**About this task:** From the data below, tally each line that has "title" in it, then give that tally without comment.

**Data in this exercise:**
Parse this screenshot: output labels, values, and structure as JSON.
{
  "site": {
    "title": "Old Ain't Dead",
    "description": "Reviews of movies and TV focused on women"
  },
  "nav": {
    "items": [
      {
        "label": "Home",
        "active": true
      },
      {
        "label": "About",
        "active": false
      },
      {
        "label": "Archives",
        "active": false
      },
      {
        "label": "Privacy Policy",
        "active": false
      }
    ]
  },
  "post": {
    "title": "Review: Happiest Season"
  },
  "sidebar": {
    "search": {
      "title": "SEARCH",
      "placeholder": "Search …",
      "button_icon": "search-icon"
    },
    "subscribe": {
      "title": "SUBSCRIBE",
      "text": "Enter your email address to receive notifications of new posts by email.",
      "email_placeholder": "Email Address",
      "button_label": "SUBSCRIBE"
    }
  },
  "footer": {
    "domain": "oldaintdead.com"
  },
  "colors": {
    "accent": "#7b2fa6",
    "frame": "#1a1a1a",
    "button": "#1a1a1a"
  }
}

**Answer box:** 4